What’s great about this particular example? They customized the quiz and graphics to perfectly reflect their branding–and they paired it with a short form at the end that allowed for additional follow-up.
Language software Rosetta Stone took the interactive contest element a step further when they partnered with Refinery29 and SheFinds. By adding collaborators to this effort, they were able to reach new, but still highly relevant, audiences.
In this post from Instagram, we can see that those interested in entering simply had to go to the link and enter their contact details to be entered to win.
This helped all three companies gain new lead information while offering up an incredible prize opportunity to participants: A trip for two to Budapest. Their strategy for social media promotion was simple here: By promoting it on Instagram, they were able to reach the wanderlust crowd who were searching for the hashtags #RosettaStone and #Budapest.
Paycor combined utility with curiosity in the interactive calculator they promoted on various social media channels, as seen in the example below from Twitter.
By regularly sharing this interactive tool on different channels, they were able to raise awareness around an audience-relevant issue at the time (FLSA changes) and drive lead gen efforts at the same time.
For Paycor, this interactive calculator was part of a multi-pronged approach over a set period of time, and it ultimately drove 25x ROI after 9 months. Not bad, right?
Publisher Boston Globe isn’t missing out on the engagement opportunities presented by interactive content, either. On the company Facebook page, they regularly share quizzes related to their stories that test readers’ knowledge and present an irresistible challenge for the news-savvy.
To entice readers a bit more, they use a preview image of the actual assessment within the post (rather than a stock image.) This helps eliminate some of the uncertainty that could keep a reader from clicking through by showing him/her exactly what’s on the other side of the link.
With expert status in all things interactive content, SnapApp regularly experiments with different tools like calculators, quizzes, assessments, and more. In the example below, you’ll see one quiz that was shared on LinkedIn that helps users plan a seasonal marketing campaign when they answer four simple questions.
Once users clicks through, they’re directed to a landing page with four simple questions and clickable answers that help determine the best plan of action for a seasonal marketing campaign.
What’s great about this: The tool helps marketers formulate a plan, but it also helps SnapApp better understand its audience and collect key data about the pain points and objective of its core audience.
On Twitter, ServiceNow promoted an interactive quiz around their business offering–IT security. Not only did users participate, but they also retweeted the quiz–meaning their reach organically expanded with just a few quick clicks.
Including interactive content in their mix of regular posts and updates creates more opportunities for them to have real conversations with their audience members. Which is what social media is about, after all.
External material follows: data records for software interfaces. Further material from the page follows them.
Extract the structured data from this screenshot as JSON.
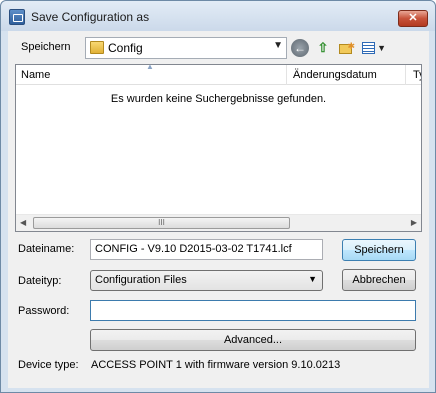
{
  "window": {
    "title": "Save Configuration as",
    "close_glyph": "✕"
  },
  "location": {
    "label": "Speichern",
    "folder": "Config"
  },
  "icons": {
    "back": "back-arrow-icon",
    "up": "up-folder-icon",
    "new_folder": "new-folder-icon",
    "views": "views-menu-icon"
  },
  "list": {
    "columns": [
      "Name",
      "Änderungsdatum",
      "Ty"
    ],
    "empty_message": "Es wurden keine Suchergebnisse gefunden."
  },
  "form": {
    "filename_label": "Dateiname:",
    "filename_value": "CONFIG - V9.10 D2015-03-02 T1741.lcf",
    "filetype_label": "Dateityp:",
    "filetype_value": "Configuration Files",
    "password_label": "Password:",
    "password_value": "",
    "advanced_label": "Advanced...",
    "device_label": "Device type:",
    "device_value": "ACCESS POINT 1  with firmware version 9.10.0213"
  },
  "buttons": {
    "save": "Speichern",
    "cancel": "Abbrechen"
  },
  "colors": {
    "accent": "#3c7fb1",
    "close": "#c7533b"
  }
}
Target knows that style is a core concern for its shoppers. So when they tweeted out a college style quiz, they were able to help promote dorm products, educate shoppers, and stir up excitement around a key shopping period: pre-college move-in day.
As you can see from the social shares–the quiz took off, and garnered social shares and commentary from their following. So while it promoted products and drove sales to a specific buyer persona, it also helped them reach new audiences, too.
Interactive Content + Social Media: A Match Made in Heaven
As you can see from the examples we explored, brands of all sizes and industries are already realizing the power of pairing social media with interactive content. It makes sense: If you’re investing resources into creating quizzes — it’s only logical to distribute them through your social channels so they reach as many people as possible.